3)        “Being a Bombay Talkies man, Ashok Bhaiyya had as much of a fetish for rehearsals as I had, so we already had almost eight to ten rehearsals. The director told me to be ready for the take, and he called for action. When I spoke my dialogue, quite inadvertently, I replaced the word mulayam with narm (also meaning soft) and Ashok Bhaiyya was thrown of track. I don’t know what went wrong with me that day. The director called: CUT; and I need not tell you what followed. Though, not one to lose his temper, Ashok Bhaiyya gave me a piece of his mind.” (.DK.p.149)

This is the essence of Dilip Kumar’s calling and the quintessence of his autobiography. The application can be computed, the inspiration cannot. It is by being immersed in a character that an actor can replace a word with its synonym, but then acting means interacting.
This is the essence of
Dilip Kumar’s calling and the quintessence
of his autobiography. The application can be computed, the inspiration cannot

If we wish to uncover the indwelling element of Indian cinema, we shall find that the dramatic interest is created by the intensity of feelings rather than the inventiveness of the author; and nowhere is this trait more apparent than in the recurrent theme of Devdas (1935, 1955 and 2002) It is precisely because Devdas had a preceding and succeeding version that it has become a touchstone of success. K.L.Saigal was hampered by crude dialogue, Shahrukh Khan, though he plays a more reckless Devdas, was handicapped by the surrounding glamour. The producer could not be persuaded that black and white was not a constraint, but a medium. Regardless of the comparison, considered on its own, Dilip Kumar gave a sterling performance in Devdas. It is symptomatic that none of the versions could cope with the very last sentence written by Sarat Chandra Chatterjee.

What happened on the 7th of July 2021 was inevitable. Dilip Kumar came so close to a century and we conceived of another theatrical climax, disregarding how old and frail he had become. His funeral had been rehearsed in Shaheed  1948, and then, his bier was accompanied by Raja Mehdi Ali Khan’s immortal revolutionary anthem. In his last funeral, he was draped in the national flag of the country to which he gave his talent and his loyalty.

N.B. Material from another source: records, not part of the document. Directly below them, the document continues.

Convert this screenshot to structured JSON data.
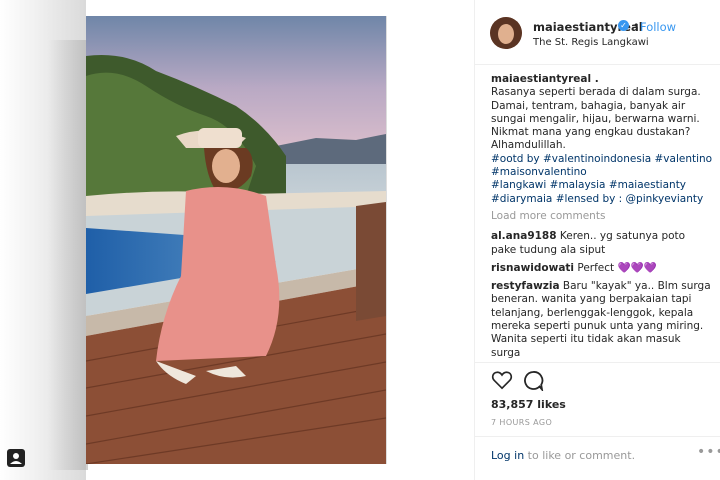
{
  "post": {
    "username": "maiaestiantyreal",
    "follow_label": "Follow",
    "separator": "•",
    "location": "The St. Regis Langkawi",
    "caption_user": "maiaestiantyreal .",
    "caption_lines": [
      "Rasanya seperti berada di dalam surga.",
      "Damai, tentram, bahagia, banyak air sungai mengalir, hijau, berwarna warni. Nikmat mana yang engkau dustakan?",
      "Alhamdulillah."
    ],
    "hashtags_1": "#ootd by #valentinoindonesia #valentino #maisonvalentino",
    "hashtags_2": "#langkawi #malaysia #maiaestianty #diarymaia #lensed by : @pinkyevianty",
    "load_more": "Load more comments",
    "comments": [
      {
        "user": "al.ana9188",
        "text": "Keren.. yg satunya poto pake tudung ala siput"
      },
      {
        "user": "risnawidowati",
        "text": "Perfect",
        "emoji": "💜💜💜"
      },
      {
        "user": "restyfawzia",
        "text": "Baru \"kayak\" ya.. Blm surga beneran. wanita yang berpakaian tapi telanjang, berlenggak-lenggok, kepala mereka seperti punuk unta yang miring. Wanita seperti itu tidak akan masuk surga"
      }
    ],
    "likes": "83,857 likes",
    "time": "7 HOURS AGO",
    "login_link": "Log in",
    "login_rest": " to like or comment.",
    "more_label": "•••"
  },
  "icons": {
    "verified": "verified-badge-icon",
    "like": "heart-icon",
    "comment": "comment-bubble-icon",
    "more": "more-options-icon",
    "corner": "portrait-icon"
  },
  "colors": {
    "link": "#3897f0",
    "hashtag": "#003569",
    "muted": "#999999",
    "text": "#262626"
  }
}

Long lives also mean a wide spectrum of awareness. Among the Urdu poets Dilip Kumar had loved, Mir Taqi Mir and Nazeer Akbarabadi had an almost equal span of life, In the very rare case in which real life had the greater dramatic appeal, Saira Bono has given a matching performance. It was providential that Dilip Kumar married a younger heroine as Saira Bano was responsible for making his last bouts of illness bearable. Having rehearsed his death a number of times, Dilip Kumar could not have been oblivious to the lights being gradually dimmed. At such a time, a bright, loving, caring companion becomes one’s most precious asset.

It was a fade out, but the co-stars, many of them celebrities themselves, stayed back to give Dilip Kumar a tearful but standing ovation.


Dilip Kumar’s autobiography The Substance and the Shadow was published in 2014. Bunny Reuben’s Dilip Kumar was published in 2004. The same year saw the publication of Sanjit Narwekar’s Dilip Kumar: The Last Emperor

The author is the Editor of the Journal of the Pakistan Historical Society. He has written among other books A Concise History of Pakistan Oxford, 2009, and Pakistan Studies Oxford, 2007